===== Provided information

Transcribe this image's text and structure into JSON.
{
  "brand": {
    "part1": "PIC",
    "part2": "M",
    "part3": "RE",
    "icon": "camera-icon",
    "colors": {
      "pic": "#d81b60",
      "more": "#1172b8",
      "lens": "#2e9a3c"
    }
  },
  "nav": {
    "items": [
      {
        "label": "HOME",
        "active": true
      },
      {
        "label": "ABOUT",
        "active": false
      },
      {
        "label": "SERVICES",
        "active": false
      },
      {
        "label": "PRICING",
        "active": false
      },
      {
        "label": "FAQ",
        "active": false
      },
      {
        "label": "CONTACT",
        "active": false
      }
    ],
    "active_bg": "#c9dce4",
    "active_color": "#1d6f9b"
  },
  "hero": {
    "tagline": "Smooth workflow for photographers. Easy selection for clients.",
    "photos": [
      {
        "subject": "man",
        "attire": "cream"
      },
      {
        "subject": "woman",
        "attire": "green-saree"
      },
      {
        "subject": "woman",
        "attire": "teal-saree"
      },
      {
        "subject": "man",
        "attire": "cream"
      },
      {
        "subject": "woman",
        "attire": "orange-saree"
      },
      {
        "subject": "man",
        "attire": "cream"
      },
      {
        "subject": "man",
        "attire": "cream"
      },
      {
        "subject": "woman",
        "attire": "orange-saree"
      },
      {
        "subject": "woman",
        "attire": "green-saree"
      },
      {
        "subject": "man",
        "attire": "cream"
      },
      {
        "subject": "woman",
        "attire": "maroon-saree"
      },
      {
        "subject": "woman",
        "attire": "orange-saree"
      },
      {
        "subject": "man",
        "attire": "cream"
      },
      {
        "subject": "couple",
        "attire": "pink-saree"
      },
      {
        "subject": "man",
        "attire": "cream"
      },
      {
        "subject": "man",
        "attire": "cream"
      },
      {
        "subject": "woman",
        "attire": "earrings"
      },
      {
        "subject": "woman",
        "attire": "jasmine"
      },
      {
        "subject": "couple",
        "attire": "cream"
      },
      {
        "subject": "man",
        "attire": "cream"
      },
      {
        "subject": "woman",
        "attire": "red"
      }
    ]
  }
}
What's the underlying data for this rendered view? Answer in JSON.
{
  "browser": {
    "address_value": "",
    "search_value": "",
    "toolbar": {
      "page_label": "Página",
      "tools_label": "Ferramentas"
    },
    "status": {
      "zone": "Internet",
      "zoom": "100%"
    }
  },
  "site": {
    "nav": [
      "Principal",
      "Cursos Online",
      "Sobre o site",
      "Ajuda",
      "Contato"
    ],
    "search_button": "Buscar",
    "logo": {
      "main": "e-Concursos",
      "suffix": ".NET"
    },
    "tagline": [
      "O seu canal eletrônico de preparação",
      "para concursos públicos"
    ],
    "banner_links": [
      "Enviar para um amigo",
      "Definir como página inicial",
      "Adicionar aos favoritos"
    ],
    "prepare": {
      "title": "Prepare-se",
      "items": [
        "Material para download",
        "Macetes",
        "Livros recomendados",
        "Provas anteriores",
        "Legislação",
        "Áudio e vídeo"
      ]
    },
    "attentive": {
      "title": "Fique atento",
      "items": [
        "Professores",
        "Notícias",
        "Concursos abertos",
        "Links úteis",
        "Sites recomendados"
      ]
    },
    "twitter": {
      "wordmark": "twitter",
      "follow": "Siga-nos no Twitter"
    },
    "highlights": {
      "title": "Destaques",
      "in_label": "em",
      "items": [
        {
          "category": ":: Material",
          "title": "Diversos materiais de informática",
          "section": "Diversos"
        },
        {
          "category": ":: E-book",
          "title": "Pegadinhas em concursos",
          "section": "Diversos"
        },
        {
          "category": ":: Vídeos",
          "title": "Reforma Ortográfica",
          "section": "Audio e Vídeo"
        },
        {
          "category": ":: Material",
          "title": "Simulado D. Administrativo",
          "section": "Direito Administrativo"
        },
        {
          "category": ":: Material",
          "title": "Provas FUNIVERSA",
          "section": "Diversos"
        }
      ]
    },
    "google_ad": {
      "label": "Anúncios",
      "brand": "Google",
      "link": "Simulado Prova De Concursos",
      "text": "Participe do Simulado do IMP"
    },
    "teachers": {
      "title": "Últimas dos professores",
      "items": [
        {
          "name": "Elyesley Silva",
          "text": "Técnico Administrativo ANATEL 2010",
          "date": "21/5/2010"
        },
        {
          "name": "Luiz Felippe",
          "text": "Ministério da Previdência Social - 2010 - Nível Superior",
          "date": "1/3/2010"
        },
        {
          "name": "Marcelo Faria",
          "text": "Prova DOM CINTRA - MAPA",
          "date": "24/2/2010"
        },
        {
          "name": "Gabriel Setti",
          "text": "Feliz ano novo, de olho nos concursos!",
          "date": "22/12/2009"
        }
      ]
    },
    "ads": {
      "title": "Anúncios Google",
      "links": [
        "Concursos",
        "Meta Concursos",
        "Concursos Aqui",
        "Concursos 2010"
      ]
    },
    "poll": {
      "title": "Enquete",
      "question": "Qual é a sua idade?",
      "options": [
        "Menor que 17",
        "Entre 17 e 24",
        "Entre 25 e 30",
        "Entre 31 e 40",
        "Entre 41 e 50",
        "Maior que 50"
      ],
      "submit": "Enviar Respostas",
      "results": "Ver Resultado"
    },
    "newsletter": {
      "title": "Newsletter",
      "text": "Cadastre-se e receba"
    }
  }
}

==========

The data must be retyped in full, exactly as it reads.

* [Response to this task]
Transcribe this image's text and structure into JSON.
{
  "brand": {
    "part1": "PIC",
    "part2": "M",
    "part3": "RE",
    "icon": "camera-icon",
    "colors": {
      "pic": "#d81b60",
      "more": "#1172b8",
      "lens": "#2e9a3c"
    }
  },
  "nav": {
    "items": [
      {
        "label": "HOME",
        "active": true
      },
      {
        "label": "ABOUT",
        "active": false
      },
      {
        "label": "SERVICES",
        "active": false
      },
      {
        "label": "PRICING",
        "active": false
      },
      {
        "label": "FAQ",
        "active": false
      },
      {
        "label": "CONTACT",
        "active": false
      }
    ],
    "active_bg": "#c9dce4",
    "active_color": "#1d6f9b"
  },
  "hero": {
    "tagline": "Smooth workflow for photographers. Easy selection for clients.",
    "photos": [
      {
        "subject": "man",
        "attire": "cream"
      },
      {
        "subject": "woman",
        "attire": "green-saree"
      },
      {
        "subject": "woman",
        "attire": "teal-saree"
      },
      {
        "subject": "man",
        "attire": "cream"
      },
      {
        "subject": "woman",
        "attire": "orange-saree"
      },
      {
        "subject": "man",
        "attire": "cream"
      },
      {
        "subject": "man",
        "attire": "cream"
      },
      {
        "subject": "woman",
        "attire": "orange-saree"
      },
      {
        "subject": "woman",
        "attire": "green-saree"
      },
      {
        "subject": "man",
        "attire": "cream"
      },
      {
        "subject": "woman",
        "attire": "maroon-saree"
      },
      {
        "subject": "woman",
        "attire": "orange-saree"
      },
      {
        "subject": "man",
        "attire": "cream"
      },
      {
        "subject": "couple",
        "attire": "pink-saree"
      },
      {
        "subject": "man",
        "attire": "cream"
      },
      {
        "subject": "man",
        "attire": "cream"
      },
      {
        "subject": "woman",
        "attire": "earrings"
      },
      {
        "subject": "woman",
        "attire": "jasmine"
      },
      {
        "subject": "couple",
        "attire": "cream"
      },
      {
        "subject": "man",
        "attire": "cream"
      },
      {
        "subject": "woman",
        "attire": "red"
      }
    ]
  }
}
What's the underlying data for this rendered view? Answer in JSON.
{
  "browser": {
    "address_value": "",
    "search_value": "",
    "toolbar": {
      "page_label": "Página",
      "tools_label": "Ferramentas"
    },
    "status": {
      "zone": "Internet",
      "zoom": "100%"
    }
  },
  "site": {
    "nav": [
      "Principal",
      "Cursos Online",
      "Sobre o site",
      "Ajuda",
      "Contato"
    ],
    "search_button": "Buscar",
    "logo": {
      "main": "e-Concursos",
      "suffix": ".NET"
    },
    "tagline": [
      "O seu canal eletrônico de preparação",
      "para concursos públicos"
    ],
    "banner_links": [
      "Enviar para um amigo",
      "Definir como página inicial",
      "Adicionar aos favoritos"
    ],
    "prepare": {
      "title": "Prepare-se",
      "items": [
        "Material para download",
        "Macetes",
        "Livros recomendados",
        "Provas anteriores",
        "Legislação",
        "Áudio e vídeo"
      ]
    },
    "attentive": {
      "title": "Fique atento",
      "items": [
        "Professores",
        "Notícias",
        "Concursos abertos",
        "Links úteis",
        "Sites recomendados"
      ]
    },
    "twitter": {
      "wordmark": "twitter",
      "follow": "Siga-nos no Twitter"
    },
    "highlights": {
      "title": "Destaques",
      "in_label": "em",
      "items": [
        {
          "category": ":: Material",
          "title": "Diversos materiais de informática",
          "section": "Diversos"
        },
        {
          "category": ":: E-book",
          "title": "Pegadinhas em concursos",
          "section": "Diversos"
        },
        {
          "category": ":: Vídeos",
          "title": "Reforma Ortográfica",
          "section": "Audio e Vídeo"
        },
        {
          "category": ":: Material",
          "title": "Simulado D. Administrativo",
          "section": "Direito Administrativo"
        },
        {
          "category": ":: Material",
          "title": "Provas FUNIVERSA",
          "section": "Diversos"
        }
      ]
    },
    "google_ad": {
      "label": "Anúncios",
      "brand": "Google",
      "link": "Simulado Prova De Concursos",
      "text": "Participe do Simulado do IMP"
    },
    "teachers": {
      "title": "Últimas dos professores",
      "items": [
        {
          "name": "Elyesley Silva",
          "text": "Técnico Administrativo ANATEL 2010",
          "date": "21/5/2010"
        },
        {
          "name": "Luiz Felippe",
          "text": "Ministério da Previdência Social - 2010 - Nível Superior",
          "date": "1/3/2010"
        },
        {
          "name": "Marcelo Faria",
          "text": "Prova DOM CINTRA - MAPA",
          "date": "24/2/2010"
        },
        {
          "name": "Gabriel Setti",
          "text": "Feliz ano novo, de olho nos concursos!",
          "date": "22/12/2009"
        }
      ]
    },
    "ads": {
      "title": "Anúncios Google",
      "links": [
        "Concursos",
        "Meta Concursos",
        "Concursos Aqui",
        "Concursos 2010"
      ]
    },
    "poll": {
      "title": "Enquete",
      "question": "Qual é a sua idade?",
      "options": [
        "Menor que 17",
        "Entre 17 e 24",
        "Entre 25 e 30",
        "Entre 31 e 40",
        "Entre 41 e 50",
        "Maior que 50"
      ],
      "submit": "Enviar Respostas",
      "results": "Ver Resultado"
    },
    "newsletter": {
      "title": "Newsletter",
      "text": "Cadastre-se e receba"
    }
  }
}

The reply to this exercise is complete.